Excerpts from an interface dataset:
######

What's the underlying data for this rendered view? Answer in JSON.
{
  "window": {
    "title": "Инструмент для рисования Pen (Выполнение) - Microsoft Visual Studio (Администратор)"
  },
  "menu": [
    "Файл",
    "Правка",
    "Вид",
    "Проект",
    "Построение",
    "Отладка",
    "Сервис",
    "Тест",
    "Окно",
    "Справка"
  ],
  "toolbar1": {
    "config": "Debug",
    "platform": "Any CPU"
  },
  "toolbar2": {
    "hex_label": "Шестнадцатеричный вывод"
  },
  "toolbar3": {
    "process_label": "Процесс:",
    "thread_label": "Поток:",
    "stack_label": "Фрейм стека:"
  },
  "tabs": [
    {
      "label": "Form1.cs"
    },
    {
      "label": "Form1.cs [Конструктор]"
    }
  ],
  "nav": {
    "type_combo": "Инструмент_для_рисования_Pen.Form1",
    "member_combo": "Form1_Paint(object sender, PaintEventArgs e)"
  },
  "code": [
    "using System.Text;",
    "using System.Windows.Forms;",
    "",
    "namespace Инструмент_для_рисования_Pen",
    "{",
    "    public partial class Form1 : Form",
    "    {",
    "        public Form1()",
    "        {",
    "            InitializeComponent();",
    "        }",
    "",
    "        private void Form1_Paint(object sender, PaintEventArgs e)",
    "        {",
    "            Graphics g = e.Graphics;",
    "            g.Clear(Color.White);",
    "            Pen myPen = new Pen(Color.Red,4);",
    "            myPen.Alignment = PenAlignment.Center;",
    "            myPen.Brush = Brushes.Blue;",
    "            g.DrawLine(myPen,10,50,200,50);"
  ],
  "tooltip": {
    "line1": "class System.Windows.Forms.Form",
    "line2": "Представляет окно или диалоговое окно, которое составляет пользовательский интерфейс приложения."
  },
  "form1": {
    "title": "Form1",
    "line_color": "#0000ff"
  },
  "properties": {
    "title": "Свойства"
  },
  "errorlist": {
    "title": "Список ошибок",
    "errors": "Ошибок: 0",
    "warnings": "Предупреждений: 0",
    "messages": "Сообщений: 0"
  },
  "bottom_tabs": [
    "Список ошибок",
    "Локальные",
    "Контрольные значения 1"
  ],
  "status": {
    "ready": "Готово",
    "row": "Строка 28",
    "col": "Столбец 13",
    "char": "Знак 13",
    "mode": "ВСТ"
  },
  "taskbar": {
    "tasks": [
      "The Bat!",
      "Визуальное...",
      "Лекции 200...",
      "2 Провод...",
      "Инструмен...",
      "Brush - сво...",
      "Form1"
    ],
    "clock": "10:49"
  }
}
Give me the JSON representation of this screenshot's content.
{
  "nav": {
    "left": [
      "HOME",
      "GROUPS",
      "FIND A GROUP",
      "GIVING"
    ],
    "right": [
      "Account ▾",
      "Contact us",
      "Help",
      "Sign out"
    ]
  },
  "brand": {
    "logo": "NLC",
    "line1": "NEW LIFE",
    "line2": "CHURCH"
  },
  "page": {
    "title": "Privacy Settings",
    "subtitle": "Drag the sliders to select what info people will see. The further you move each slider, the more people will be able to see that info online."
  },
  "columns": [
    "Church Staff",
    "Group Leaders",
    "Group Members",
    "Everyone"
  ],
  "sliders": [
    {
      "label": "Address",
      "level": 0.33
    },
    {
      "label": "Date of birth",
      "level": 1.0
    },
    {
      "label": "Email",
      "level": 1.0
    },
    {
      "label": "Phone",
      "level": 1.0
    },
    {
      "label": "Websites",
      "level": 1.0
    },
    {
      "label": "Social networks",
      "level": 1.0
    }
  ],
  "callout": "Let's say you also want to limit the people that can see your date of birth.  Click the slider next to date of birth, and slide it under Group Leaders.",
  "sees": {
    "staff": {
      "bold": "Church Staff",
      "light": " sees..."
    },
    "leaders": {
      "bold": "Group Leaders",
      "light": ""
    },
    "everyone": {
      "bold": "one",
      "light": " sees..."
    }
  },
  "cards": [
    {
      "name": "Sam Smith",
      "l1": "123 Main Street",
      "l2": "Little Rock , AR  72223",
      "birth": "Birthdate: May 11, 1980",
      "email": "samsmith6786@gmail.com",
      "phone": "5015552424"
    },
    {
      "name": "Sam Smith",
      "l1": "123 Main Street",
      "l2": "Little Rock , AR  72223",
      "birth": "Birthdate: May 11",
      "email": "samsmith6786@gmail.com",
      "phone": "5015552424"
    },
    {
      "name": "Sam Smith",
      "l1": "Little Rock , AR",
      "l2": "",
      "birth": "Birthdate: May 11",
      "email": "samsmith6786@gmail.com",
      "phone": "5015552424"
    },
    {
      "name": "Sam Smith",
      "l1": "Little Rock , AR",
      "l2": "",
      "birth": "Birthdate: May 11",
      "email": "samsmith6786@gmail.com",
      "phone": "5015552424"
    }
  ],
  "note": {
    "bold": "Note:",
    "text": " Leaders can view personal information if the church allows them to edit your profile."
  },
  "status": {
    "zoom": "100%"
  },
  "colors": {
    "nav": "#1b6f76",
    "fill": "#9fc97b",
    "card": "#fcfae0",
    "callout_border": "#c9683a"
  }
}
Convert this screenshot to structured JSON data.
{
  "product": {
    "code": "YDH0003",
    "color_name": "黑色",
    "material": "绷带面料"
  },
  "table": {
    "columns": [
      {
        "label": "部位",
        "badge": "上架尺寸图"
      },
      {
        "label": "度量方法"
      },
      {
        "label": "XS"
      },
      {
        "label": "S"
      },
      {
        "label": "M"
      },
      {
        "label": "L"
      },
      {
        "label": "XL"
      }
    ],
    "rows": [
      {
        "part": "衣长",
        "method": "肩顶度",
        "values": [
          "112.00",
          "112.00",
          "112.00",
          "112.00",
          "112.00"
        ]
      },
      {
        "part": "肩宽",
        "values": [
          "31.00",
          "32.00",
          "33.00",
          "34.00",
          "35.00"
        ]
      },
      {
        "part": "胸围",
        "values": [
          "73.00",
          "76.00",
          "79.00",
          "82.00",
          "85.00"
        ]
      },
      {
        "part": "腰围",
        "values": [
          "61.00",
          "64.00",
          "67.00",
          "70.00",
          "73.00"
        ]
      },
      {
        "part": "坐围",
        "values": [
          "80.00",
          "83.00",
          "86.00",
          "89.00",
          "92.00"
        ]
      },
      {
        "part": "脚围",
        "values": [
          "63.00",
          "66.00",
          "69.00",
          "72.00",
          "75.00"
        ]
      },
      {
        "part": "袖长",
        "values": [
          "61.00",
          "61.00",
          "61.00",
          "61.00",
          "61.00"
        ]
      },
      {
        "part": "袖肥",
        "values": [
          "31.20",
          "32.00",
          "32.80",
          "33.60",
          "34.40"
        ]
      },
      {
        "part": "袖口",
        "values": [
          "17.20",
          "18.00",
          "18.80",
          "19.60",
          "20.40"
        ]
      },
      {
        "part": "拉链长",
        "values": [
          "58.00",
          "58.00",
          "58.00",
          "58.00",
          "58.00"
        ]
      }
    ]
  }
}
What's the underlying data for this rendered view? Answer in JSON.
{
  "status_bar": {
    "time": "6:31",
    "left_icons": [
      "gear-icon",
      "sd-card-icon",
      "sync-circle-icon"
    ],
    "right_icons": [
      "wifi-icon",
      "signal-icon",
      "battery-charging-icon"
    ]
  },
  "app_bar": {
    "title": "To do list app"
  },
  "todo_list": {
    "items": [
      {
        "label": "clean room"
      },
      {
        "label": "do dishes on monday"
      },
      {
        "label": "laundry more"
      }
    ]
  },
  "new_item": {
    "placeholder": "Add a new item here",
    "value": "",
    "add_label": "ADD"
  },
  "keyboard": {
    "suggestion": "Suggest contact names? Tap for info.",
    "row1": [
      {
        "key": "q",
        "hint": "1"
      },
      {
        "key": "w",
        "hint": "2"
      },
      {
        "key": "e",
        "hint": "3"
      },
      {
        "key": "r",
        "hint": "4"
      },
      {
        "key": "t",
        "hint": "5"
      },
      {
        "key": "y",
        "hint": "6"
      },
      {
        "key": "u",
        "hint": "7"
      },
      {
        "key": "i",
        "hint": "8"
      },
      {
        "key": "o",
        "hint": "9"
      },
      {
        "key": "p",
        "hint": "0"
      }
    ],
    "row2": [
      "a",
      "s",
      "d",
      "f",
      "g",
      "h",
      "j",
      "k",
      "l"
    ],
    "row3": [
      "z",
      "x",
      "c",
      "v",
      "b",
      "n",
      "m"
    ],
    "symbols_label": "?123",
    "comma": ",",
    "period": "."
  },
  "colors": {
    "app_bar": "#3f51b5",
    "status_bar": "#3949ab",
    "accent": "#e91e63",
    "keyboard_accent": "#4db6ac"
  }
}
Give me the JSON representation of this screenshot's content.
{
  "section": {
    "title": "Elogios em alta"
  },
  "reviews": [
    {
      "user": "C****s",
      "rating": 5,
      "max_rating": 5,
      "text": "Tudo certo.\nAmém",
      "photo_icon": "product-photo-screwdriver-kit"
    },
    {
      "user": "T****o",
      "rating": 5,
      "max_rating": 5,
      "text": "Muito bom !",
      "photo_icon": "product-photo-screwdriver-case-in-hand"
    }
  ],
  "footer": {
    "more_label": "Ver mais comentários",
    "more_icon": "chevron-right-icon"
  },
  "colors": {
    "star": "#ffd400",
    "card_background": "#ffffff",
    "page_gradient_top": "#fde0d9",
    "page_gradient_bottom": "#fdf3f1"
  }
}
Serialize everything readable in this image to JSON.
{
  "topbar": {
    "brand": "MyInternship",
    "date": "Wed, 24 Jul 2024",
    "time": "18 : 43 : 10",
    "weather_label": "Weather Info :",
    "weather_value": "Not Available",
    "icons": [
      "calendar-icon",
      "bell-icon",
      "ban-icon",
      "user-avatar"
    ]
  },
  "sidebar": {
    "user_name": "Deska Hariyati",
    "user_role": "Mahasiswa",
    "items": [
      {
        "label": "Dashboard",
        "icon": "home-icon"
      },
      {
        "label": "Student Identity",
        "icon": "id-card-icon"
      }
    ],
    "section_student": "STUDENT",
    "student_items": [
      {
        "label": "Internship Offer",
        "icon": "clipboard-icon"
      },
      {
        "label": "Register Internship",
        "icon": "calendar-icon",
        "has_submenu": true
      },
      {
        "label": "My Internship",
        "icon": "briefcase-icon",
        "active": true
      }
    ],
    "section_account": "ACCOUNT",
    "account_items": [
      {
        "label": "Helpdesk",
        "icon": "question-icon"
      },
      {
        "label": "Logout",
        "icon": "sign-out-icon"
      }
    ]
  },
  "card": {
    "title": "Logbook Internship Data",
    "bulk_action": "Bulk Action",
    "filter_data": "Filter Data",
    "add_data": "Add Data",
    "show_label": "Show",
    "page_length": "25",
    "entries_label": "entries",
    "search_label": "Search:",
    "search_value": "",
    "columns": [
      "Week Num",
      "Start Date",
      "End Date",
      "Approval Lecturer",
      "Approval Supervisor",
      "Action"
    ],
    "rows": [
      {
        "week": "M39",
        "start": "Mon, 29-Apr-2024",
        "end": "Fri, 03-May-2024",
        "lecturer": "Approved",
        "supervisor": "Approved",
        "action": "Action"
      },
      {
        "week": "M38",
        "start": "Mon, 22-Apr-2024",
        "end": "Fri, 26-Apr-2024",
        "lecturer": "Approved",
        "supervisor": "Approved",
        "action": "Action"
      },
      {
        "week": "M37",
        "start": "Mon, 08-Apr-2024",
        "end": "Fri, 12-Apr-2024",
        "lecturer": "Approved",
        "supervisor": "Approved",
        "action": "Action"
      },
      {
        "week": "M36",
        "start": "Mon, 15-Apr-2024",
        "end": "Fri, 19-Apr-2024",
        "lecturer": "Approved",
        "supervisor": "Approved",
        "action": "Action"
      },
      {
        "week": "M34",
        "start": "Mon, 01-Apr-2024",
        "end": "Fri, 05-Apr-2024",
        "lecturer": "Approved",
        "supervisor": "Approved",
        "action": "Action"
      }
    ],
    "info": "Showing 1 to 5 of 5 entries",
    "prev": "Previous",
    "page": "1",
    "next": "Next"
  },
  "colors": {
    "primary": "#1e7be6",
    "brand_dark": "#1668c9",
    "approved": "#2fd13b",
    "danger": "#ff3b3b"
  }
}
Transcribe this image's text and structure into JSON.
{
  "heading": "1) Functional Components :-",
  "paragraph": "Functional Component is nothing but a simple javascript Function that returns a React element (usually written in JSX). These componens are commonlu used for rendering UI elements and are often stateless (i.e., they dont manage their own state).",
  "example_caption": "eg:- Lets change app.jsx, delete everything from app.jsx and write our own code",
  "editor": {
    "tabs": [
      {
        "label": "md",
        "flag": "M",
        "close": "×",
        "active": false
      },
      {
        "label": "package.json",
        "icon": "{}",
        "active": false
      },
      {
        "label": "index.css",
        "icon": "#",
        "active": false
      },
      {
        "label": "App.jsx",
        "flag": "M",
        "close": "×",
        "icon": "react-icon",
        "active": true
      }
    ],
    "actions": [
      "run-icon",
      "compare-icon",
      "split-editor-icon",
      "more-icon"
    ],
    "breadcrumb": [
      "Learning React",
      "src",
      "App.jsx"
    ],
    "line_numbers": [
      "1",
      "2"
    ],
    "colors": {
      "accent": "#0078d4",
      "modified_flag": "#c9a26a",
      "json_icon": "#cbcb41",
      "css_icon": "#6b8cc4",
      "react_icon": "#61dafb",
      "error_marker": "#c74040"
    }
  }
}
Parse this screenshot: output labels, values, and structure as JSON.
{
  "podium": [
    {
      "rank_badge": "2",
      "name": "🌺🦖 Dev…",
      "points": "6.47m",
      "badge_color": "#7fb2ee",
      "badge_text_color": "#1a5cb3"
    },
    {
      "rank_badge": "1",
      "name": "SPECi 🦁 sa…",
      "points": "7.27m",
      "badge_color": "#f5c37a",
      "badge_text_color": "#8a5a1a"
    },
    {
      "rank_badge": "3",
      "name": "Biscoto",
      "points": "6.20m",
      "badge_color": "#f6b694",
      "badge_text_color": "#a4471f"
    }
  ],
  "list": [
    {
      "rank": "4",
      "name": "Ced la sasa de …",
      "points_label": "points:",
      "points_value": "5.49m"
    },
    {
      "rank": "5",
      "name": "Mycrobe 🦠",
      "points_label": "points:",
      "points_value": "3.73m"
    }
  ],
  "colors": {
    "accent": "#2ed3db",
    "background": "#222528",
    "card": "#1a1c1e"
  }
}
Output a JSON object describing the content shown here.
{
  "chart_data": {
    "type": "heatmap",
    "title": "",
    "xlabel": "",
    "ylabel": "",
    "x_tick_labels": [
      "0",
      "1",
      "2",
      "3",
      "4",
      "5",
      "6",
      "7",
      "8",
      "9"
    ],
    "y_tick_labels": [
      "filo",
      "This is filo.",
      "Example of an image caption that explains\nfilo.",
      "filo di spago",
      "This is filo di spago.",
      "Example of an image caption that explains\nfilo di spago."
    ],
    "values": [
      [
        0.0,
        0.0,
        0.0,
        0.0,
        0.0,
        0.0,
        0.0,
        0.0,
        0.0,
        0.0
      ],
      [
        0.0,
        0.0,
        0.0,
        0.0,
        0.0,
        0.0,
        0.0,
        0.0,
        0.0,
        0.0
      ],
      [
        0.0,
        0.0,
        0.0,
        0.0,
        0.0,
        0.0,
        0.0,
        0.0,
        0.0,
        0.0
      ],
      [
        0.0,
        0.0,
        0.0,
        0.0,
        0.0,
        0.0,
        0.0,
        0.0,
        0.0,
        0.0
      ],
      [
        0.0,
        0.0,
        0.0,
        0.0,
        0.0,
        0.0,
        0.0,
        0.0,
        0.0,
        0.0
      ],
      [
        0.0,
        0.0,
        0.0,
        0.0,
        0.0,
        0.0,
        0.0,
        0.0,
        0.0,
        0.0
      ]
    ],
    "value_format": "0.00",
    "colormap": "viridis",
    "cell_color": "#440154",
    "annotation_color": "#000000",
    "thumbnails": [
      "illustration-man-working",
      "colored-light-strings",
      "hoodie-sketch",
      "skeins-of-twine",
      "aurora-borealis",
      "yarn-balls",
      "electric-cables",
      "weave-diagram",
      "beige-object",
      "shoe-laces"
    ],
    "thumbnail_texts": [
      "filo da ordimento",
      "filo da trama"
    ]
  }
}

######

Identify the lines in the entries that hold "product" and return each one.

  "product": {
      "photo_icon": "product-photo-screwdriver-kit"
      "photo_icon": "product-photo-screwdriver-case-in-hand"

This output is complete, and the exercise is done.